• Records for processing

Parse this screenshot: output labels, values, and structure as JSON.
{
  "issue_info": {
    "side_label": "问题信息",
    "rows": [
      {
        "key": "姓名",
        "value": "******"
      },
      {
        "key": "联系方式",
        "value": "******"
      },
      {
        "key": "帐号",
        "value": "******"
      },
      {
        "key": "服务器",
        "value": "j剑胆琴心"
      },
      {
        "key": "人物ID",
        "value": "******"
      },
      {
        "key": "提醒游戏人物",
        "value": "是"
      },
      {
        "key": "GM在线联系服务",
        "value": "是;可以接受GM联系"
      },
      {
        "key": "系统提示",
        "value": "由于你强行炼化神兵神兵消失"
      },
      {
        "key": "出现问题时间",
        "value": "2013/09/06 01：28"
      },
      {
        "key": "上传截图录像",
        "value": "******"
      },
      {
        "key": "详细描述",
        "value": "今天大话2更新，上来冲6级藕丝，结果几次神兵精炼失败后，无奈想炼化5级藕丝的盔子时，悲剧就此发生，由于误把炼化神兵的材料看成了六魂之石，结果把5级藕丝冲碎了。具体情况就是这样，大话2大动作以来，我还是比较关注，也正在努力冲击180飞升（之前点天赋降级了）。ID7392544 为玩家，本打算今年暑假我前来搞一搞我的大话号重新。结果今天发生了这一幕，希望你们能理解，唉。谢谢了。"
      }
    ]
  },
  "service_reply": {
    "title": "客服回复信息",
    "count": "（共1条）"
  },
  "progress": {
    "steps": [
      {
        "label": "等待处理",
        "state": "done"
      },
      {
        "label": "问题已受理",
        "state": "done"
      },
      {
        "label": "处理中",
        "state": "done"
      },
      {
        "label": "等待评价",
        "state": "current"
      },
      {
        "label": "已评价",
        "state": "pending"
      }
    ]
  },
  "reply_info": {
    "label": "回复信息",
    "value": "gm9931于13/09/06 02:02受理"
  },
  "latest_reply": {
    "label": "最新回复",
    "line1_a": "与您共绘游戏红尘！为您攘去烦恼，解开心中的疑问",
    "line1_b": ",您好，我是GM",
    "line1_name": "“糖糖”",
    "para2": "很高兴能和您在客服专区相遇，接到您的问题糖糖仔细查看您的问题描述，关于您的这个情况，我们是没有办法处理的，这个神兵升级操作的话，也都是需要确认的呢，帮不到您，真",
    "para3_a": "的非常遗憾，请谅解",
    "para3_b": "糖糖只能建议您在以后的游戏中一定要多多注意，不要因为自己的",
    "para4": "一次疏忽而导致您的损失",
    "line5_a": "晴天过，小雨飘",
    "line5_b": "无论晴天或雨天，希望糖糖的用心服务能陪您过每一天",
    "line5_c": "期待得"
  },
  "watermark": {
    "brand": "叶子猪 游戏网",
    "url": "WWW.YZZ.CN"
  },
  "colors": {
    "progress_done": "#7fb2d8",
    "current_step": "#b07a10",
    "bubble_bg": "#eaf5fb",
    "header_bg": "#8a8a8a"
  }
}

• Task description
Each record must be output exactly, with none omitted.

• Problem solution
Parse this screenshot: output labels, values, and structure as JSON.
{
  "issue_info": {
    "side_label": "问题信息",
    "rows": [
      {
        "key": "姓名",
        "value": "******"
      },
      {
        "key": "联系方式",
        "value": "******"
      },
      {
        "key": "帐号",
        "value": "******"
      },
      {
        "key": "服务器",
        "value": "j剑胆琴心"
      },
      {
        "key": "人物ID",
        "value": "******"
      },
      {
        "key": "提醒游戏人物",
        "value": "是"
      },
      {
        "key": "GM在线联系服务",
        "value": "是;可以接受GM联系"
      },
      {
        "key": "系统提示",
        "value": "由于你强行炼化神兵神兵消失"
      },
      {
        "key": "出现问题时间",
        "value": "2013/09/06 01：28"
      },
      {
        "key": "上传截图录像",
        "value": "******"
      },
      {
        "key": "详细描述",
        "value": "今天大话2更新，上来冲6级藕丝，结果几次神兵精炼失败后，无奈想炼化5级藕丝的盔子时，悲剧就此发生，由于误把炼化神兵的材料看成了六魂之石，结果把5级藕丝冲碎了。具体情况就是这样，大话2大动作以来，我还是比较关注，也正在努力冲击180飞升（之前点天赋降级了）。ID7392544 为玩家，本打算今年暑假我前来搞一搞我的大话号重新。结果今天发生了这一幕，希望你们能理解，唉。谢谢了。"
      }
    ]
  },
  "service_reply": {
    "title": "客服回复信息",
    "count": "（共1条）"
  },
  "progress": {
    "steps": [
      {
        "label": "等待处理",
        "state": "done"
      },
      {
        "label": "问题已受理",
        "state": "done"
      },
      {
        "label": "处理中",
        "state": "done"
      },
      {
        "label": "等待评价",
        "state": "current"
      },
      {
        "label": "已评价",
        "state": "pending"
      }
    ]
  },
  "reply_info": {
    "label": "回复信息",
    "value": "gm9931于13/09/06 02:02受理"
  },
  "latest_reply": {
    "label": "最新回复",
    "line1_a": "与您共绘游戏红尘！为您攘去烦恼，解开心中的疑问",
    "line1_b": ",您好，我是GM",
    "line1_name": "“糖糖”",
    "para2": "很高兴能和您在客服专区相遇，接到您的问题糖糖仔细查看您的问题描述，关于您的这个情况，我们是没有办法处理的，这个神兵升级操作的话，也都是需要确认的呢，帮不到您，真",
    "para3_a": "的非常遗憾，请谅解",
    "para3_b": "糖糖只能建议您在以后的游戏中一定要多多注意，不要因为自己的",
    "para4": "一次疏忽而导致您的损失",
    "line5_a": "晴天过，小雨飘",
    "line5_b": "无论晴天或雨天，希望糖糖的用心服务能陪您过每一天",
    "line5_c": "期待得"
  },
  "watermark": {
    "brand": "叶子猪 游戏网",
    "url": "WWW.YZZ.CN"
  },
  "colors": {
    "progress_done": "#7fb2d8",
    "current_step": "#b07a10",
    "bubble_bg": "#eaf5fb",
    "header_bg": "#8a8a8a"
  }
}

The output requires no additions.